X Men: First Class and Super 8 both aspire to little more than a couple of hours of summer's entertainment, directed primarily at young people interested in comic books, science fiction, horror, monsters, action and other young people. But the two films approach this task with instructively divergent toolkits.

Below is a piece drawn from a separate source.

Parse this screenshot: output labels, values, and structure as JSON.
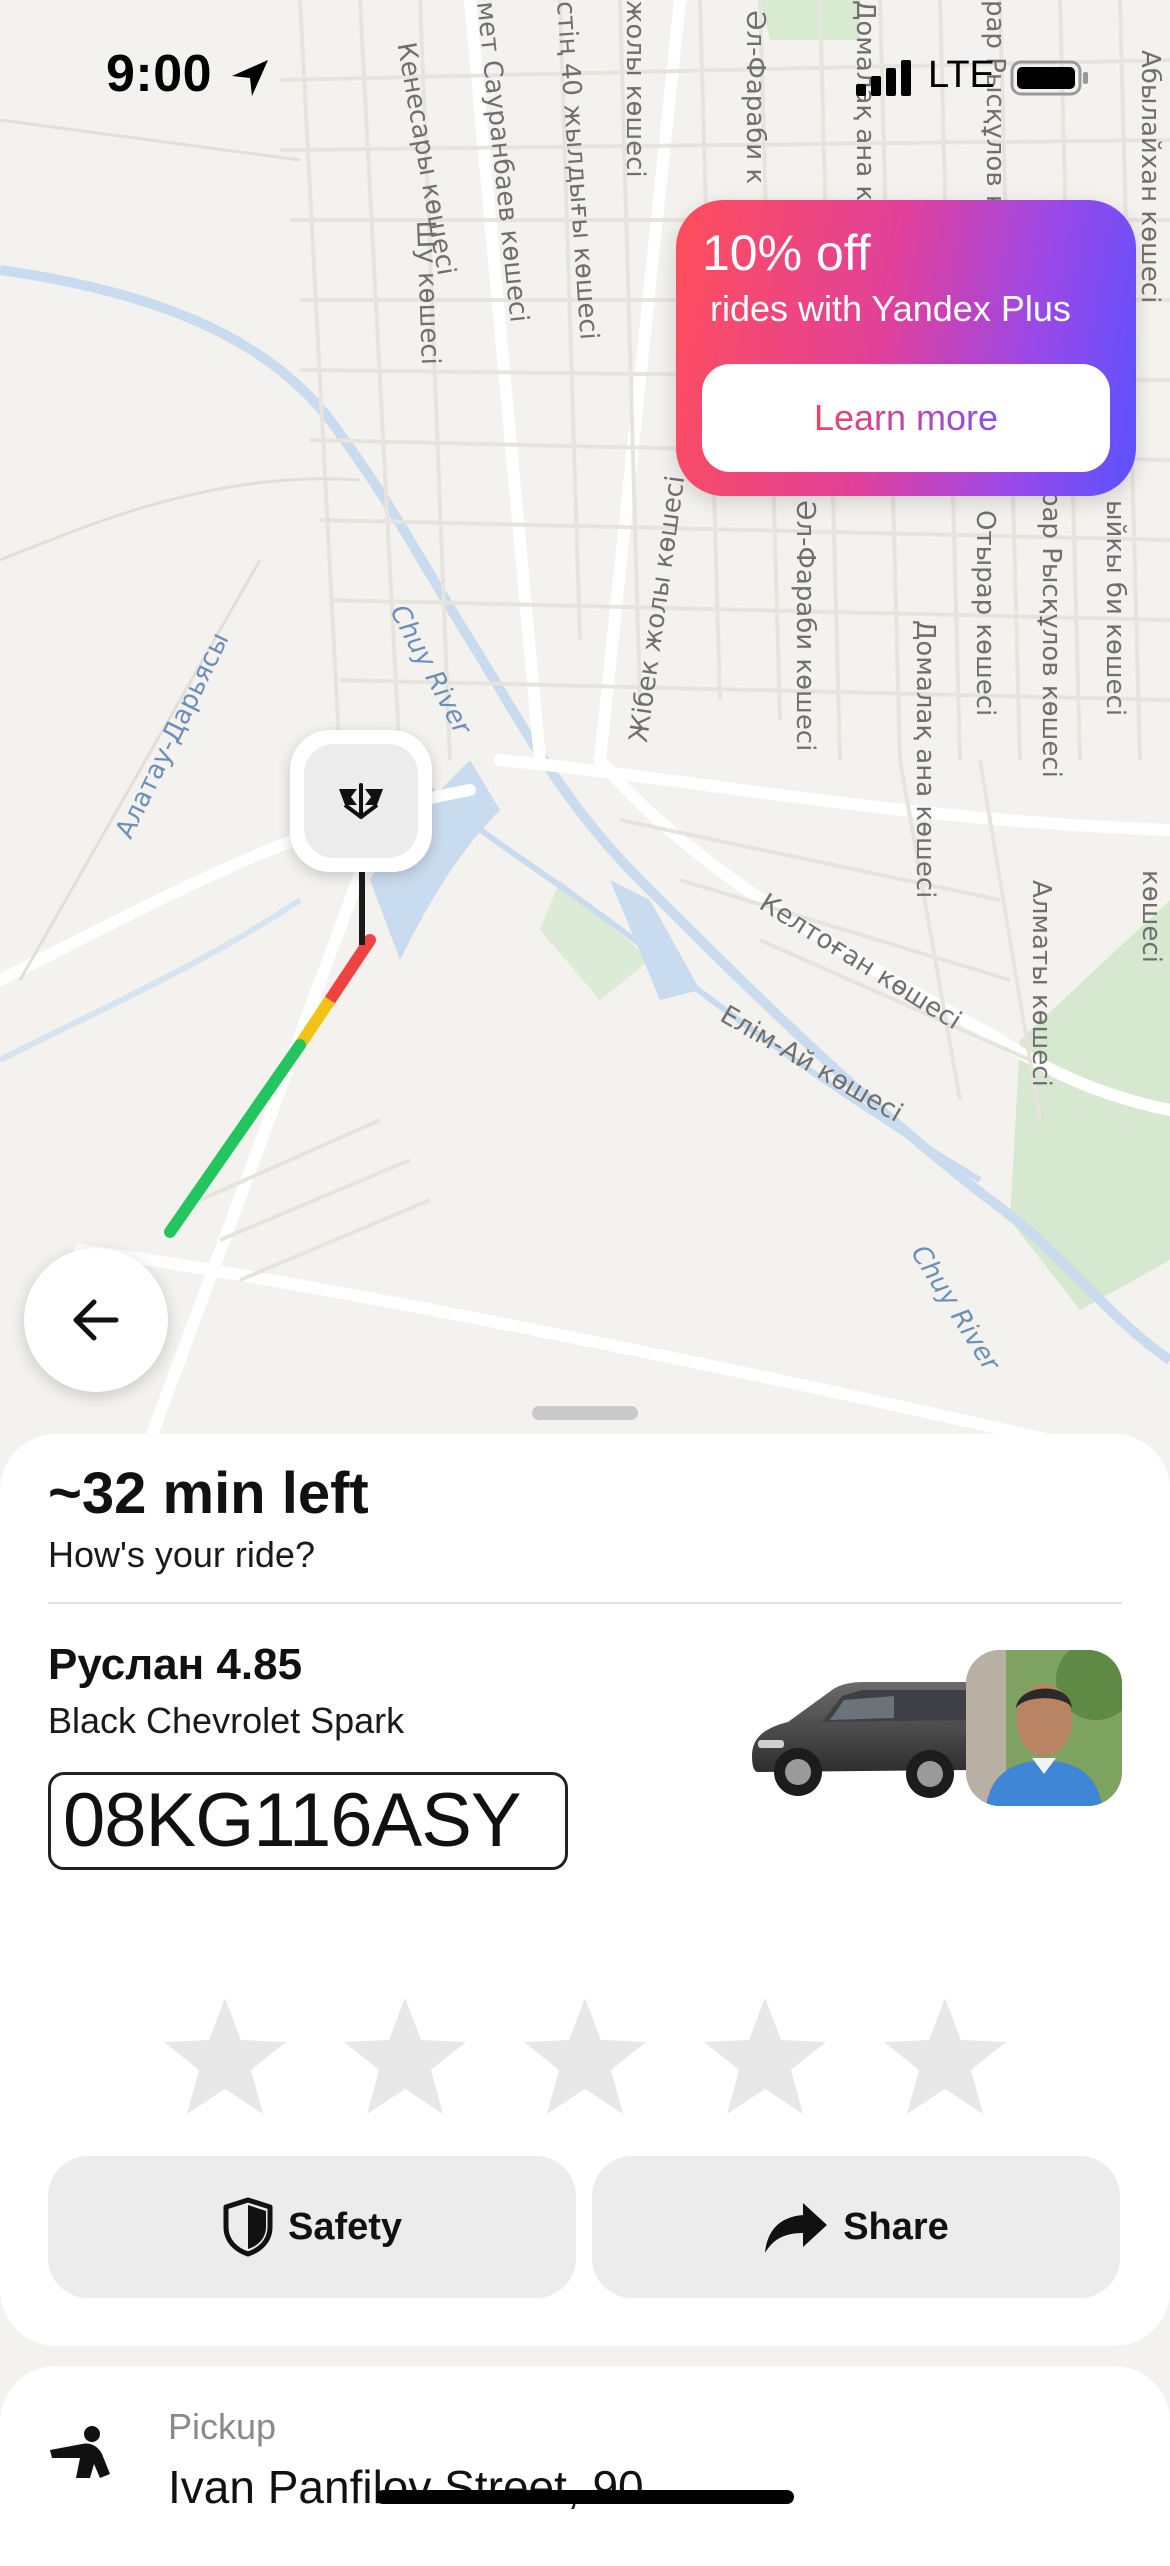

First Class runs 132 minutes, which is the length of a typical James Bond film. That doesn't seem accidental. Like Bond films, there is a super-villain, a glamorous villainess (portrayed by January Jones, who has evidently decided to give up even trying to act), numerous locations usually built in a sleek and sterile style that looked modernistic back in the 1960s (there is a Pentagon set which is a straight lift from Dr. Strangelove), random transitions to far-flung locations and an overall sterility and lack of suspense as to whether the hero will survive. This is partly the inherent handicap of a prequel -- all the important characters must needs survive, and newly-minted characters have about a 50% chance of being Red Shirts. Even worse, the X powers tend toward the really weird and difficult to visualize on film (though not in comics). Poor James McEvoy as Xavier keeps having to put two fingers to his temples and squint like a turbo-charged Kreskin, and Michael Fassbender as Magneto has been compelled, in order to demonstrate he is practicing his magnetic powers, to make bizarre and comical hand and finger gestures which would embarrass a casino lounge magician.
The sterility of the visual vocabulary extends to the entire low-stakes story, emphasized by the pounding, emphatic and pointlessly bombastic music sore by Henry Jackman, who seems determined at this early point in his career that he can write music just as terrible as that written by the likes of James Horner, Alan Silvestri and other musical sausage-grinders.

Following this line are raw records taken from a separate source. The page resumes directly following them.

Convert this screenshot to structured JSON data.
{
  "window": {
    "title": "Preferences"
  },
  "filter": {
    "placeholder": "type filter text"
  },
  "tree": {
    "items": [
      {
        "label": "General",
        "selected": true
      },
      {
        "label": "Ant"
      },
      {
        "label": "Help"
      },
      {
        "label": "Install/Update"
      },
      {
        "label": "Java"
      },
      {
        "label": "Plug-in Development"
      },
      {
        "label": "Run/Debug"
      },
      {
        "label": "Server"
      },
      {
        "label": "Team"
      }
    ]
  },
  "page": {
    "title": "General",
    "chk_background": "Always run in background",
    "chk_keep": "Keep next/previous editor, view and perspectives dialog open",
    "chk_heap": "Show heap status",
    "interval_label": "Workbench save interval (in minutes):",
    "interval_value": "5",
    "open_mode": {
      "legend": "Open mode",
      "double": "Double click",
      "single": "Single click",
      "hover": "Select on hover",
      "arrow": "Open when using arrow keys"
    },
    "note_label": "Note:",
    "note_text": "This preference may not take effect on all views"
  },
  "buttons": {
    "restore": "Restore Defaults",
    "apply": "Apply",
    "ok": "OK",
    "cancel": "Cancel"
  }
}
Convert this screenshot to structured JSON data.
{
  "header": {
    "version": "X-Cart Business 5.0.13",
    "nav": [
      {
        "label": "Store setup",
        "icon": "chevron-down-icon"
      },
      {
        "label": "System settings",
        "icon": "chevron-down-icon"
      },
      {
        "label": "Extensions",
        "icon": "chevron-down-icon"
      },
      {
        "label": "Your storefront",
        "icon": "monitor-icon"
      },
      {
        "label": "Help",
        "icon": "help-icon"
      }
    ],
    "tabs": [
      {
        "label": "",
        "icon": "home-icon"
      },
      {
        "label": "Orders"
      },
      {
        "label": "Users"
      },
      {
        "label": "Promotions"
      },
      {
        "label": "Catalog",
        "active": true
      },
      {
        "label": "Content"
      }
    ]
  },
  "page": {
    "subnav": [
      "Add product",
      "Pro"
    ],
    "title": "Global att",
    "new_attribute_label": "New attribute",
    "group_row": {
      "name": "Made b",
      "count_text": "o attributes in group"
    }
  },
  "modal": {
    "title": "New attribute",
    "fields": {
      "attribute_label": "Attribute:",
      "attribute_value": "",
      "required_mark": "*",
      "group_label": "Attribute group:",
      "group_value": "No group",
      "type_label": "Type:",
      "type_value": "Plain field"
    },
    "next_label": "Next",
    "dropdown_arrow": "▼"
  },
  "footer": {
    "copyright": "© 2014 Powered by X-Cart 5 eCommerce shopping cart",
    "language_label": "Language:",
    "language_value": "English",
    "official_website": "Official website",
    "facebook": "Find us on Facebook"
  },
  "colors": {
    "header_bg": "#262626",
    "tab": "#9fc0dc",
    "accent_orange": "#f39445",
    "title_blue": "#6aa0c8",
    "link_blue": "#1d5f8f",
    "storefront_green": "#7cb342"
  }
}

Still, it's a pleasant time-passer, and you have to like any film that begins with a sleek silver-haired Nazi Kevin Bacon speaking what sounds like impeccable German and shooting the hero's mother in front of him. Christolph Walz would be proud. Sadly, the film never tops that sequence.

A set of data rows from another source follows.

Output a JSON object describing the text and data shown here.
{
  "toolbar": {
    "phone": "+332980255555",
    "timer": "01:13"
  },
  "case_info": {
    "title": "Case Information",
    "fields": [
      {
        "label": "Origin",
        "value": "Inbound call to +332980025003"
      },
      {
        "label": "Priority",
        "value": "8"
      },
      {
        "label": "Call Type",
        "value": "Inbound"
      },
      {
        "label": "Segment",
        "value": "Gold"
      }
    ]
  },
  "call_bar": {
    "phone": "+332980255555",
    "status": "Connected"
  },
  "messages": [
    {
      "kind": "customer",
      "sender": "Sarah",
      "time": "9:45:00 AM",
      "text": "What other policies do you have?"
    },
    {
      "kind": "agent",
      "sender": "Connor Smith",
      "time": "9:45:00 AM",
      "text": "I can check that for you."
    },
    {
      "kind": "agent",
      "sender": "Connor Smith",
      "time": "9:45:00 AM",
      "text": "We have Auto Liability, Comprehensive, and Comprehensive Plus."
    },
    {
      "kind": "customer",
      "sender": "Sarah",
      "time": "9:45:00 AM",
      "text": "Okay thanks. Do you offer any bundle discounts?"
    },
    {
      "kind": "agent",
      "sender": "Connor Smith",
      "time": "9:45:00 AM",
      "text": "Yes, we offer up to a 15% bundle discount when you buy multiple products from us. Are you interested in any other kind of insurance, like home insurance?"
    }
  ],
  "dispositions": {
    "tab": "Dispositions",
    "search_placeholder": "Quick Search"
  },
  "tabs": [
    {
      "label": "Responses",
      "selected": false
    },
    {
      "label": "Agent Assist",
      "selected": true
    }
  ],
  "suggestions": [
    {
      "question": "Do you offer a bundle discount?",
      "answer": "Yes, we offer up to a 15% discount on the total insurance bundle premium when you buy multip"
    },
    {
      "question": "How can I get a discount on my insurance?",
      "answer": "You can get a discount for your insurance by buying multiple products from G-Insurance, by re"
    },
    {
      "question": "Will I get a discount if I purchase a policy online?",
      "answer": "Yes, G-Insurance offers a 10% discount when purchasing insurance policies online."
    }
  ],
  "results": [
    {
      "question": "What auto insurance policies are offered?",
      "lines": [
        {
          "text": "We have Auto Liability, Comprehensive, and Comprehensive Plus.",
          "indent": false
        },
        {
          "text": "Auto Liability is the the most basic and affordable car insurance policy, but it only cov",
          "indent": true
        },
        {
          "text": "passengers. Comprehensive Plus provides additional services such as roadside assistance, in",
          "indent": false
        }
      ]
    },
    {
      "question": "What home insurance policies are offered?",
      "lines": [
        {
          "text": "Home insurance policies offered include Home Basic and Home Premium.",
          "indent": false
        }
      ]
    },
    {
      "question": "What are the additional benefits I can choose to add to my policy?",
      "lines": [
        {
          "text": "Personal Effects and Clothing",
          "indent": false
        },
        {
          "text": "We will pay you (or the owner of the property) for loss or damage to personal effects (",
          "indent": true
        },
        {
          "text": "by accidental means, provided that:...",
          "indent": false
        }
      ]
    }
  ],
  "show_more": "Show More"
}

Super 8 is no less engineered and calculated, but the template it uses had more authenticity when it was created in the 1980s. As everyone down to your uncle who talks too loud at holiday dinners as noted, Super 8 is Spielberg once removed, with a group of plucky kids from 1979 stumbling into a big adult adventure and fumbling through some coming-of-age moments. Also, there's absent and distracted parents and a location away from the coastal media centers that dominate American storytelling.
It's grittier, less obviously designed (although just as carefully--getting all those late 70s toys must have been quite a job), more based on human foibles and relationships -- parents, friends, budding romance, the desire for adventure. It is, as movie executives like to say, more "relateable." It's the Spielberg spin on Rockwell America, flawed, but allowing love and perseverance to triumph at last.
A closer examination shows that the film has an almost equal debt to the hapless M. Night Shyamalan in its use of phony suspense, red herrings and narrative cul-de-sacs, an overuse of the Val Lewton "bus" (a cheap shock created by a needlessly blunt cut or loud sound cue), a disappointing denouement and more importantly, the central gimmick of the story having no real bearing on the story's meaning.
How many movie monsters have NOT been disappointments when finally seen? The Monster played by Boris Karloff, the Alien in the films of that title and...can't think what else. (I don't even think much of King Kong, who looks like any child's toy gorilla.) And giving a CGI monster a close-up is a sure-fire fail. But more importantly, the title and the first half-hour of the film set up the gimmick that the kids' super 8mm filmmaking will have an important bearing on the film, and as the second act begins we see that the camera will catch some important information which will be revealed at the right time.
Except that it doesn't. It doesn't reveal much, and what it does is found out by a lot of other characters in some other way. So at no time is the super 8 film indispensable -- not to the characters in the film and not to the audience watching the film. It literally has no bearing on the way the story develops. It's as if the filmmakers had never seen a Hitchcock film. If you've got a McGuffin, even if it's not important to the audience, it's important to the people in the movie. In Super 8, the super 8 doesn't even matter.
There's one thing for sure. Elle Fanning is a full-on, flat-out movie star. Even more than Jodie Foster in Taxi Driver, this actress barely out of her own childhood has the potential to be one of the most powerful and charismatic film stars of an emerging generation. She does whatever she is asked to do in this film supremely well (and give the film credit for never trying to make her look stupid or silly). But what makes her a star is that she is fascinating doing nothing. Just looking off at the horizon until the director calls "cut." She is much more of a phenomenon than the Big Scary Thing the Air Force is trying to hide.